“Consider the burn a warning that your sun-safety net has failed and vow to do better,” says Dr. Fiala.
Here are some ideas to help avoid future burns:
- Seek the shade, especially between 10am and 4pm.
- Do not burn.
- Avoid tanning and UV tanning booths.
- Cover up with clothing, including a broad-brimmed hat and UV-blocking sunglasses.
- Use a broad spectrum (UVA/UVB) sunscreen with an SPF of 15 or higher every day. For extended outdoor activity, use a water-resistant, broad spectrum (UVA/UVB) sunscreen with an SPF of 30 or higher.
- Apply 1 ounce (2 tablespoons) of sunscreen to your entire body 15 minutes before going outside. Reapply every 80 minutes or immediately after swimming or excessive sweating.
- Keep newborns out of the sun. Sunscreens should be used on babies over the age of six months.
- Examine your skin head-to-toe every month.
- See your physician every year for a professional skin exam.

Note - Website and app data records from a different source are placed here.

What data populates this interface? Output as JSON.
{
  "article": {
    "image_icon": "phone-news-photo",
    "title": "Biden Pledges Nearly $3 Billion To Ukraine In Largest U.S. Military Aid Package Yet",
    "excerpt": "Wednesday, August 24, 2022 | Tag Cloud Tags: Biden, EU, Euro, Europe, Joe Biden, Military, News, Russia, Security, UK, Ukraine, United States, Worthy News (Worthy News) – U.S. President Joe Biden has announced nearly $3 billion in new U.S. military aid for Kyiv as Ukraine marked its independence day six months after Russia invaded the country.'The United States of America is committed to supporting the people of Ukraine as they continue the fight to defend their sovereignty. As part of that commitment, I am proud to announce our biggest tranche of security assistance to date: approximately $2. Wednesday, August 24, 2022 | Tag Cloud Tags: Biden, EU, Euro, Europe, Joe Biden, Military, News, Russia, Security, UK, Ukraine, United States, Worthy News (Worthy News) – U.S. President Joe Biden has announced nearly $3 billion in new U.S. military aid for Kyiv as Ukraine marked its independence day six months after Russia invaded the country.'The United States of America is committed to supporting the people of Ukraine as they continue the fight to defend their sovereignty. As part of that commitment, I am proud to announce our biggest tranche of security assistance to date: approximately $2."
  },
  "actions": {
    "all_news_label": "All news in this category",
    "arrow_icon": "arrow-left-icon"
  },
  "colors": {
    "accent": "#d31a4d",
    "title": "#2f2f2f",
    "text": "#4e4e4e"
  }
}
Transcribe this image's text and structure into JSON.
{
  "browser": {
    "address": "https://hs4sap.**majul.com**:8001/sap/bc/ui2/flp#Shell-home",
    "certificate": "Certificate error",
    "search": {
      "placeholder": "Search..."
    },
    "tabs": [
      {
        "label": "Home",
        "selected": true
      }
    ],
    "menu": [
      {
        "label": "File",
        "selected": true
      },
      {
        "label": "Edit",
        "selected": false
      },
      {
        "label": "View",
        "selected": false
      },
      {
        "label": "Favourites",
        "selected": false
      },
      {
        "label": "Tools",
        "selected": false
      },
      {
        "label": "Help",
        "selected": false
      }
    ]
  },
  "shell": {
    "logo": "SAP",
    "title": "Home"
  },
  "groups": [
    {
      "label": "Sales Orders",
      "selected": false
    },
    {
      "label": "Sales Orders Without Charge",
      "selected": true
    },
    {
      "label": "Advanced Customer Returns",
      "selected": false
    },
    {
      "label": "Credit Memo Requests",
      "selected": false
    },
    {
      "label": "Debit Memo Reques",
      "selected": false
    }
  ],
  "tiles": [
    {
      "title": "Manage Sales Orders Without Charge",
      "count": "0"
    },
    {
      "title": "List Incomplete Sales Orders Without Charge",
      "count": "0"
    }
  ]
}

“As a dermatologist, I hope to educate as many people as possible about the dangers of excessive sun exposure as well as the dangers of tanning bed use,” says Dr. Fiala.
Remember that early detection of skin cancers can not only save lives but also prevent large, possibly disfiguring surgeries.
About the author
I contribute content and skills as a freelance writer for Baylor Scott & White Health. I enjoy improving our connection with our readers, patients and communities by assisting with a wide range of writing projects.